Business Use of Home - Identify area exclusively used for business and related expenses
Casualty and Theft Losses - proof of loss and documents supporting type and amount of claim
Child Care Credit - name, address and Tax ID of child care provider
Charitable Contributions - all cash and non-cash donation receipts and letters
Credit for Elderly or Disabled - VA or physician statement certifying you are permanently and totally disabled for anyone under age 65.
Divorce - Court documentation (separation agreement, separate maintenance or support decree)
Education Expenses - tuition statements, savings bond interest, employer reimbursement, transcripts, canceled checks and receipts
Energy Incentives - invoices, manufacturer certification statement, canceled checks
Gambling - all gambling winnings are taxable. Need to keep file with date, type and place of gambling and amounts won or lost.
Health Savings/Medical Savings Account - Receipts of payments made with distribution amounts. Contribution amounts show on W-2 and/or on health savings account statements. Retirement Accounts - Forms 5498, 1099-R and Form 8606 until all assets are exhausted. These forms show contributions and distributions.

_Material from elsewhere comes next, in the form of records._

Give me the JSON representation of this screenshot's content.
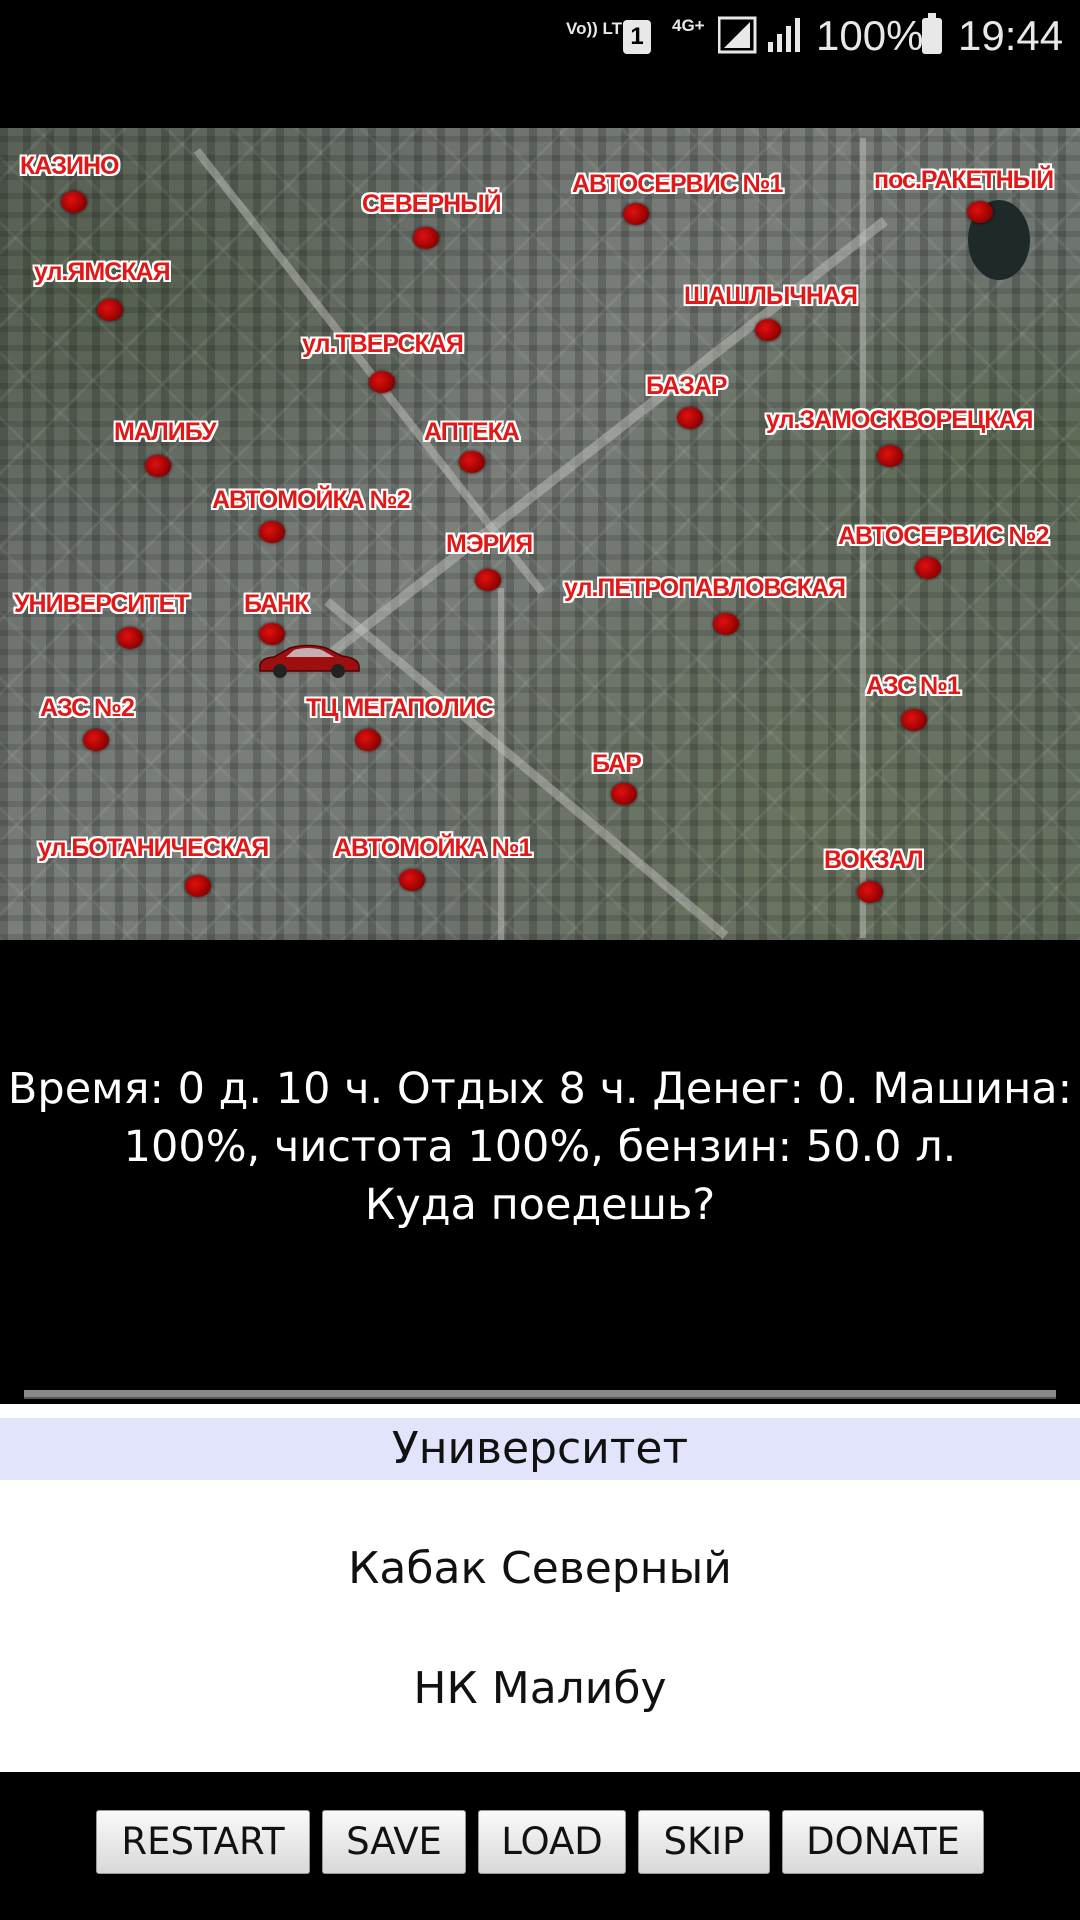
{
  "status_bar": {
    "volte": "Vo)) LTE",
    "sim": "1",
    "network": "4G+",
    "battery_percent": "100%",
    "time": "19:44",
    "icons": [
      "volte-icon",
      "sim-icon",
      "signal-icon",
      "signal-icon",
      "battery-icon"
    ]
  },
  "map": {
    "locations": [
      "КАЗИНО",
      "СЕВЕРНЫЙ",
      "АВТОСЕРВИС №1",
      "пос.РАКЕТНЫЙ",
      "ул.ЯМСКАЯ",
      "ШАШЛЫЧНАЯ",
      "ул.ТВЕРСКАЯ",
      "БАЗАР",
      "МАЛИБУ",
      "АПТЕКА",
      "ул.ЗАМОСКВОРЕЦКАЯ",
      "АВТОМОЙКА №2",
      "АВТОСЕРВИС №2",
      "МЭРИЯ",
      "УНИВЕРСИТЕТ",
      "БАНК",
      "ул.ПЕТРОПАВЛОВСКАЯ",
      "АЗС №1",
      "АЗС №2",
      "ТЦ МЕГАПОЛИС",
      "БАР",
      "ул.БОТАНИЧЕСКАЯ",
      "АВТОМОЙКА №1",
      "ВОКЗАЛ"
    ]
  },
  "info": {
    "line1": "Время: 0 д. 10 ч. Отдых 8 ч. Денег: 0. Машина:",
    "line2": "100%, чистота 100%, бензин: 50.0 л.",
    "line3": "Куда поедешь?"
  },
  "destinations": [
    "Университет",
    "Кабак Северный",
    "НК Малибу"
  ],
  "buttons": [
    "RESTART",
    "SAVE",
    "LOAD",
    "SKIP",
    "DONATE"
  ],
  "colors": {
    "marker": "#c00000",
    "label": "#e01818",
    "selected_item_bg": "#e2e4fb"
  }
}
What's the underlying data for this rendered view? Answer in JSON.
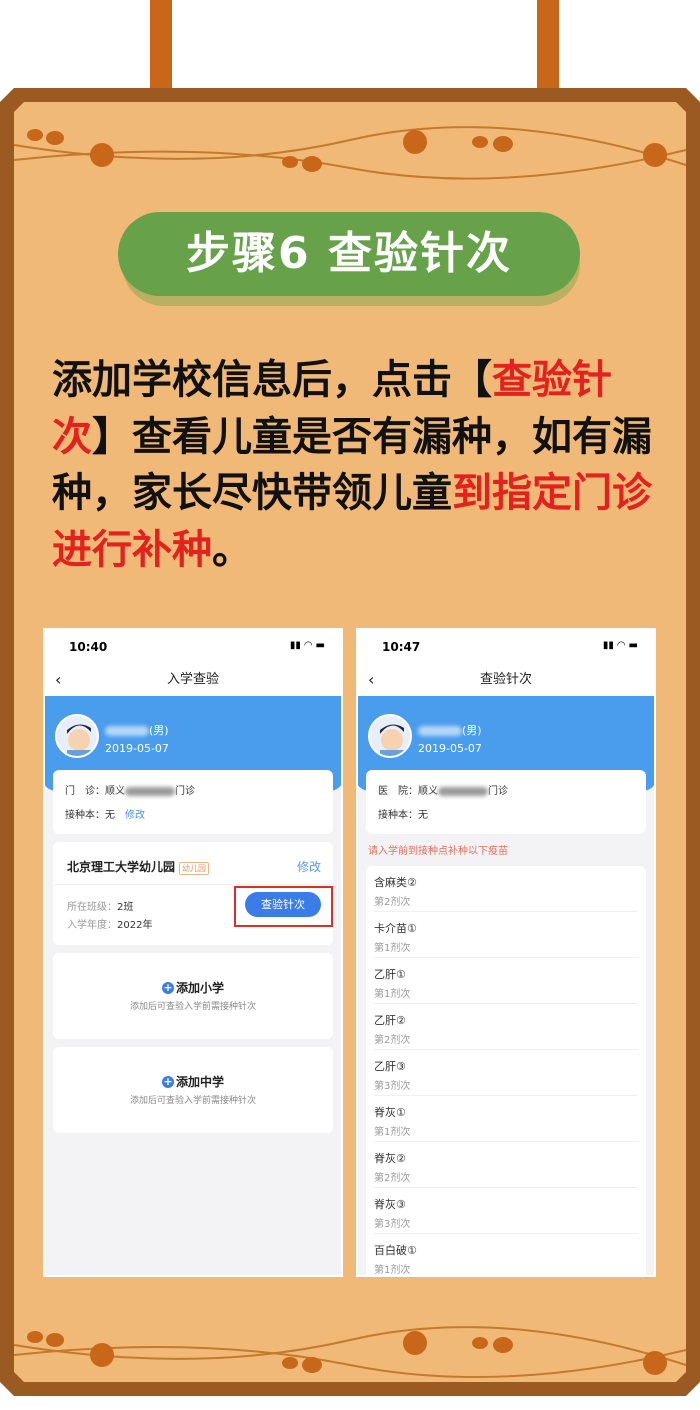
{
  "title": "步骤6 查验针次",
  "instruction": {
    "p1": "添加学校信息后，点击【",
    "r1": "查验针次",
    "p2": "】查看儿童是否有漏种，如有漏种，家长尽快带领儿童",
    "r2": "到指定门诊进行补种",
    "p3": "。"
  },
  "colors": {
    "board": "#f0b978",
    "border": "#9a5a22",
    "pill": "#67a24a",
    "highlight": "#e3211d",
    "app_blue": "#4a9cec"
  },
  "left_phone": {
    "time": "10:40",
    "nav_title": "入学查验",
    "gender": "(男)",
    "dob": "2019-05-07",
    "clinic_label": "门　诊：",
    "clinic_prefix": "顺义",
    "clinic_suffix": "门诊",
    "book_label": "接种本：",
    "book_value": "无",
    "edit": "修改",
    "school_name": "北京理工大学幼儿园",
    "school_tag": "幼儿园",
    "school_edit": "修改",
    "class_label": "所在班级：",
    "class_value": "2班",
    "year_label": "入学年度：",
    "year_value": "2022年",
    "check_button": "查验针次",
    "add_primary": "添加小学",
    "add_primary_sub": "添加后可查验入学前需接种针次",
    "add_middle": "添加中学",
    "add_middle_sub": "添加后可查验入学前需接种针次"
  },
  "right_phone": {
    "time": "10:47",
    "nav_title": "查验针次",
    "gender": "(男)",
    "dob": "2019-05-07",
    "hospital_label": "医　院：",
    "hospital_prefix": "顺义",
    "hospital_suffix": "门诊",
    "book_label": "接种本：",
    "book_value": "无",
    "warning": "请入学前到接种点补种以下疫苗",
    "vaccines": [
      {
        "name": "含麻类②",
        "dose": "第2剂次"
      },
      {
        "name": "卡介苗①",
        "dose": "第1剂次"
      },
      {
        "name": "乙肝①",
        "dose": "第1剂次"
      },
      {
        "name": "乙肝②",
        "dose": "第2剂次"
      },
      {
        "name": "乙肝③",
        "dose": "第3剂次"
      },
      {
        "name": "脊灰①",
        "dose": "第1剂次"
      },
      {
        "name": "脊灰②",
        "dose": "第2剂次"
      },
      {
        "name": "脊灰③",
        "dose": "第3剂次"
      },
      {
        "name": "百白破①",
        "dose": "第1剂次"
      }
    ]
  }
}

Medical/Dental Expenses - Receipts, mileage log, parking fees, tolls, bus and taxi fares.
Mortgage Interest - Form 1098 shows mortgage interest for the year.
Taxes - Withholding is shown on forms W-2 and 1099-R. Estimated tax payment forms, state income tax returns, form 1099-G for unemployment or state refunds, mortgage interest, tax assessments, real estate and property tax records.
Tips - Daily records must be maintained. You can use the IRS form found in Publication 1244.
- THE RIGHT TO BE INFORMED
- THE RIGHT TO QUALITY SERVICE
- THE RIGHT TO PAY NO MORE THAN THE CORRECT AMOUNT OF TAX
- THE RIGHT TO CHALLENGE THE IRS'S POSITION AND BE HEARD
- THE RIGHT TO APPEAL AN IRS DECISION IN AN INDEPENDENT FORUM
- THE RIGHT TO FINALITY
- THE RIGHT TO PRIVACY
- THE RIGHT TO CONFIDENTIALITY
- THE RIGHT TO RETAIN REPRESENTATION
- THE RIGHT TO A FAIR AND JUST TAX SYSTEM